- In New York, NY, an international bank is looking for an investment banking analyst who can research potential companies for mergers, maintain databases and prepare presentations and marketing materials for clients. Prospective applicants need to have at least a bachelor's degree and experience working with mergers and acquisitions.
- A California business development company is looking for an investment banking analyst who has at least a bachelor's degree and 1-3 years of mergers and acquisition experience. The duties of this analyst position include researching and evaluating aerospace companies and giving presentations and pitches about potential investments. Additional requirements include having a strong academic record, excellent communications skills and the ability to work long hours.
- A Boston investment firm wants to hire an investment banking analyst who can research and create pitch materials and assist in acquisition and merger transactions. Along with a bachelor's degree, applicants are required to have at least six months of experience and Series 63 and 79 licenses.
How to Stand out in the Field

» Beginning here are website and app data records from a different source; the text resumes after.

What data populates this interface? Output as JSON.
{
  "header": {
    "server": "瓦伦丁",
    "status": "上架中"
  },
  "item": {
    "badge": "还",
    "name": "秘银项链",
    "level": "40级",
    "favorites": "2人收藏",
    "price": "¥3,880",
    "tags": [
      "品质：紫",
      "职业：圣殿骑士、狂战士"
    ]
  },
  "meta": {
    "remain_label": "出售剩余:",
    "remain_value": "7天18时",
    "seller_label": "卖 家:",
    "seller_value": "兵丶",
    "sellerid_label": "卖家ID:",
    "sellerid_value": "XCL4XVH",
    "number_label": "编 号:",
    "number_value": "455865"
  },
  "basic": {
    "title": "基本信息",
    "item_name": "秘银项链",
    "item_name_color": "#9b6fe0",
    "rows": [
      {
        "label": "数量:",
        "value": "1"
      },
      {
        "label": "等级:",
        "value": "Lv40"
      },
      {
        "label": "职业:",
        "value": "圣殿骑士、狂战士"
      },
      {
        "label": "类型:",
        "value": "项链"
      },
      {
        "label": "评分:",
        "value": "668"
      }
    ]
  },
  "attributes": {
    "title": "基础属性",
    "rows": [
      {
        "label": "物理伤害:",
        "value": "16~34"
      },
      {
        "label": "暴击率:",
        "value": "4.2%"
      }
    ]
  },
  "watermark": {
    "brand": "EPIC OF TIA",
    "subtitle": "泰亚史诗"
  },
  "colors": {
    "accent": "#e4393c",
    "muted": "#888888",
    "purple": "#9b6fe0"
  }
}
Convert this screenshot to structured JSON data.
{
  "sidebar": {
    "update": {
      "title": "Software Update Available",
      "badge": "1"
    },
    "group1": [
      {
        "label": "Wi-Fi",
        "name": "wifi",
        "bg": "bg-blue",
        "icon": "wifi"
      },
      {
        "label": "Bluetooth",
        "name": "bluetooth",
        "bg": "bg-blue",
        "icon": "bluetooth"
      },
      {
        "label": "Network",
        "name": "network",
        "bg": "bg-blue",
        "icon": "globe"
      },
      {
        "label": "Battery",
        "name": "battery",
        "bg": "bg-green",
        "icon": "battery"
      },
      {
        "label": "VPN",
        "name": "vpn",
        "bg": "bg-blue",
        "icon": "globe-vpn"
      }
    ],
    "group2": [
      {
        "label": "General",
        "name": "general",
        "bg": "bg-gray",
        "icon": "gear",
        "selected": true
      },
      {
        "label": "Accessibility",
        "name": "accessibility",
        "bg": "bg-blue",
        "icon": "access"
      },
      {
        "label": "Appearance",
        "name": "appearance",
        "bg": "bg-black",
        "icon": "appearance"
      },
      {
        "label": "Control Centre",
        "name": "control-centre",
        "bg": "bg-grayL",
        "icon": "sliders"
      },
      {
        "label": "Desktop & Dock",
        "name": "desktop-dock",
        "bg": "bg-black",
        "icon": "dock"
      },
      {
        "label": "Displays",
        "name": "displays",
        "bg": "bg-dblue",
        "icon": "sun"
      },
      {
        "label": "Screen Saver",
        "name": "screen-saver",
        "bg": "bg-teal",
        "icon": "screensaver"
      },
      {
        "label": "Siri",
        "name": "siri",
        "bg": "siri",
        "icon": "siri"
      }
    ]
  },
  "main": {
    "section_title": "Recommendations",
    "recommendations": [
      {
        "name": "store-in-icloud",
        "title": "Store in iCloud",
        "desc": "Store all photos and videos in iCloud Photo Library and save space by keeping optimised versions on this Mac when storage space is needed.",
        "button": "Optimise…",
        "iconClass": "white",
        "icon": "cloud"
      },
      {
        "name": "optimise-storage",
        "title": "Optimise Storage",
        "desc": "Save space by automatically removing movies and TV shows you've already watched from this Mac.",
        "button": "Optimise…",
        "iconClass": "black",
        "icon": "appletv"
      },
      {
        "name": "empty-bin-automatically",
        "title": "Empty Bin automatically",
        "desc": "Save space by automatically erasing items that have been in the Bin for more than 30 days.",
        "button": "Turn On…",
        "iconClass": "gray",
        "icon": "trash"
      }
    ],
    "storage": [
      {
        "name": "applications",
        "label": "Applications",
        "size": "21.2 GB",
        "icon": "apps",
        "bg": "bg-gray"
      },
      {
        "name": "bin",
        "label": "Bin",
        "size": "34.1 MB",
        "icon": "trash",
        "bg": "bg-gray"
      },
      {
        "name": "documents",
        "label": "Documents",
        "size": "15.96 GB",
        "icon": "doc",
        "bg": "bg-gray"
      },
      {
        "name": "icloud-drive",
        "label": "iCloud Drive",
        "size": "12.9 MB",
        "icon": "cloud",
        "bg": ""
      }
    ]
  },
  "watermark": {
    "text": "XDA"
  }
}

A bachelor's degree is acceptable for many analyst positions; however, a Master of Business Administration (MBA) degree may be preferred by employers. Many job postings will list a bachelor's degree as the minimum requirement for the position, but prefer that applicants have an MBA. While earning a high-level degree can improve your employment opportunities, the BLS also notes that having a strong understanding of geographic regions and the ability to perform in-depth analysis of a potential investment is important. Morgan Stanley, a global financial firm, writes that speaking another language and having a strong academic record may be beneficial to entering a training program.
Those already working as analysts are encouraged to become certified as CFAs (Chartered Financial Analyst). The BLS notes that certification is recommended to increase advancement opportunities. To qualify, CFA applicants need to pass a series of three exams and have a minimum of four years of relevant experience.

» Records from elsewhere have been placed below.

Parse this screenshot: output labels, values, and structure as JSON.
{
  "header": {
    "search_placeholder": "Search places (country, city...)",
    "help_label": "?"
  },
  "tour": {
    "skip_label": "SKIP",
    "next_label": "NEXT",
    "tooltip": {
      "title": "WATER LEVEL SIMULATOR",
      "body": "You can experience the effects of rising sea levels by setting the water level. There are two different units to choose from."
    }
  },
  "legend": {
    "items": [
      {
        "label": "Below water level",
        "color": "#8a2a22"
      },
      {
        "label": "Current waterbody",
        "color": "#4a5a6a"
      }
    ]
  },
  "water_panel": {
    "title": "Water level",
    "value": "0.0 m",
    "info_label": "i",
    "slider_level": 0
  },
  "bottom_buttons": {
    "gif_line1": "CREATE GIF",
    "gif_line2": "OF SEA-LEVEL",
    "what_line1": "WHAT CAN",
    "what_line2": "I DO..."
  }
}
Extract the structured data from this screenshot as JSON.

Other Careers to Consider
Because of the highly competitive nature of working as an investment banking analyst, you may want to look at alternative career options. With a bachelor's degree in finance or economics, you could find work in a number of business-related areas. Like investment banking analysts, budget analysts and cost estimators analyze numbers and conduct research for projects and companies. While investment banking analysts research investment opportunities, budget analysts ensure a company remains in budget and cost estimators determine the budget for a specific project.
A budget analyst can find employment with private companies, non-profit organizations and government agencies. Duties include developing budgets, performing spending analysis, ensuring compliance with laws and projecting financial needs. If you want to work for a government agency, you can obtain certification through the Association of Government Accountants. According to the BLS, from 2010-2010, career opportunities for budget analysts are projected to grow ten percent. In 2011, the BLS also reported that the median annual salary for budget analysts was $69,000 per year.
Another career option is to become a cost estimator. Cost estimators work in the construction and manufacturing industries and are responsible for estimating the cost and requirements for a project. In addition to having business skills, you will also need to know how to read blueprints and use computer software to determine the cost for a project. Certification is available through numerous organizations, including the Association for the Advancement of Cost Estimating International. Cost estimators earned a median annual salary of $58,000 per year and employment opportunities were expected to increase 36% from 2010-2020, according to the BLS.